*App and web page records*.
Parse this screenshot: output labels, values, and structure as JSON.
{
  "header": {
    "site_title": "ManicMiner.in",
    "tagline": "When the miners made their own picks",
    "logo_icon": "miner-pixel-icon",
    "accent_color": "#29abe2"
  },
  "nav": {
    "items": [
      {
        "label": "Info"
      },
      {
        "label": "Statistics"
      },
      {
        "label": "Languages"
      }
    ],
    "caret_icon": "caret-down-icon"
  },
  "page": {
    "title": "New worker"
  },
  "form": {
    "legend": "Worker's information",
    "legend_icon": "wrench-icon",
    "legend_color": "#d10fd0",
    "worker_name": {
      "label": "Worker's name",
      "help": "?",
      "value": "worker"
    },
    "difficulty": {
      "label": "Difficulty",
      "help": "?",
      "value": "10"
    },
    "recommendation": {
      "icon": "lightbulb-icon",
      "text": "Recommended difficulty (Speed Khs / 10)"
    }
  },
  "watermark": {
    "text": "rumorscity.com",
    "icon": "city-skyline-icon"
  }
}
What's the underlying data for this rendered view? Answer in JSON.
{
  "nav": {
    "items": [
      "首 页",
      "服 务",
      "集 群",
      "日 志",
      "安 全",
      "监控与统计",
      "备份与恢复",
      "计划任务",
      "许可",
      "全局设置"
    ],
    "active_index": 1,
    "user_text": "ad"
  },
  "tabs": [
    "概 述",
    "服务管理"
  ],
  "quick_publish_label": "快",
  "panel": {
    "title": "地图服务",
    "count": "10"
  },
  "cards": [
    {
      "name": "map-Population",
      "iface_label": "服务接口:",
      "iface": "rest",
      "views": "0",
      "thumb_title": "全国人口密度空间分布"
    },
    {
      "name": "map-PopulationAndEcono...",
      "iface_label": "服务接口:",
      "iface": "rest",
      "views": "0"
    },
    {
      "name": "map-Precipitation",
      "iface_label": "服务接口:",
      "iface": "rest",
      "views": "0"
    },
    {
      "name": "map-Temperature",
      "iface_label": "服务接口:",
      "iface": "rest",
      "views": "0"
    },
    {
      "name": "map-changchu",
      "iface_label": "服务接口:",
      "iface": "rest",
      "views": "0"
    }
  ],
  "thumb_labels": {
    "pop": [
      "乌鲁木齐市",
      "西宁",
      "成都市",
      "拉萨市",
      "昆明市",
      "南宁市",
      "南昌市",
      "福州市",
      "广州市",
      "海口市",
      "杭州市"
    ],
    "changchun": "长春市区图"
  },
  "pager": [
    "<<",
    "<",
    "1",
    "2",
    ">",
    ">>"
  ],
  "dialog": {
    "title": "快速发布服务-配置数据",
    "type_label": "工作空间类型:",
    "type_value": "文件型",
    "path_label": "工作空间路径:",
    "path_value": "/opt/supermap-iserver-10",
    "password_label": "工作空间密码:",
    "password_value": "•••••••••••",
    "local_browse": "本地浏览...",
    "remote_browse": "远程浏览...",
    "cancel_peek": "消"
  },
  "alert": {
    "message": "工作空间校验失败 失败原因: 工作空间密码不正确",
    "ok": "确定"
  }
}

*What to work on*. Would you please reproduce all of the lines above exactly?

*Task answer*.
Parse this screenshot: output labels, values, and structure as JSON.
{
  "header": {
    "site_title": "ManicMiner.in",
    "tagline": "When the miners made their own picks",
    "logo_icon": "miner-pixel-icon",
    "accent_color": "#29abe2"
  },
  "nav": {
    "items": [
      {
        "label": "Info"
      },
      {
        "label": "Statistics"
      },
      {
        "label": "Languages"
      }
    ],
    "caret_icon": "caret-down-icon"
  },
  "page": {
    "title": "New worker"
  },
  "form": {
    "legend": "Worker's information",
    "legend_icon": "wrench-icon",
    "legend_color": "#d10fd0",
    "worker_name": {
      "label": "Worker's name",
      "help": "?",
      "value": "worker"
    },
    "difficulty": {
      "label": "Difficulty",
      "help": "?",
      "value": "10"
    },
    "recommendation": {
      "icon": "lightbulb-icon",
      "text": "Recommended difficulty (Speed Khs / 10)"
    }
  },
  "watermark": {
    "text": "rumorscity.com",
    "icon": "city-skyline-icon"
  }
}
What's the underlying data for this rendered view? Answer in JSON.
{
  "nav": {
    "items": [
      "首 页",
      "服 务",
      "集 群",
      "日 志",
      "安 全",
      "监控与统计",
      "备份与恢复",
      "计划任务",
      "许可",
      "全局设置"
    ],
    "active_index": 1,
    "user_text": "ad"
  },
  "tabs": [
    "概 述",
    "服务管理"
  ],
  "quick_publish_label": "快",
  "panel": {
    "title": "地图服务",
    "count": "10"
  },
  "cards": [
    {
      "name": "map-Population",
      "iface_label": "服务接口:",
      "iface": "rest",
      "views": "0",
      "thumb_title": "全国人口密度空间分布"
    },
    {
      "name": "map-PopulationAndEcono...",
      "iface_label": "服务接口:",
      "iface": "rest",
      "views": "0"
    },
    {
      "name": "map-Precipitation",
      "iface_label": "服务接口:",
      "iface": "rest",
      "views": "0"
    },
    {
      "name": "map-Temperature",
      "iface_label": "服务接口:",
      "iface": "rest",
      "views": "0"
    },
    {
      "name": "map-changchu",
      "iface_label": "服务接口:",
      "iface": "rest",
      "views": "0"
    }
  ],
  "thumb_labels": {
    "pop": [
      "乌鲁木齐市",
      "西宁",
      "成都市",
      "拉萨市",
      "昆明市",
      "南宁市",
      "南昌市",
      "福州市",
      "广州市",
      "海口市",
      "杭州市"
    ],
    "changchun": "长春市区图"
  },
  "pager": [
    "<<",
    "<",
    "1",
    "2",
    ">",
    ">>"
  ],
  "dialog": {
    "title": "快速发布服务-配置数据",
    "type_label": "工作空间类型:",
    "type_value": "文件型",
    "path_label": "工作空间路径:",
    "path_value": "/opt/supermap-iserver-10",
    "password_label": "工作空间密码:",
    "password_value": "•••••••••••",
    "local_browse": "本地浏览...",
    "remote_browse": "远程浏览...",
    "cancel_peek": "消"
  },
  "alert": {
    "message": "工作空间校验失败 失败原因: 工作空间密码不正确",
    "ok": "确定"
  }
}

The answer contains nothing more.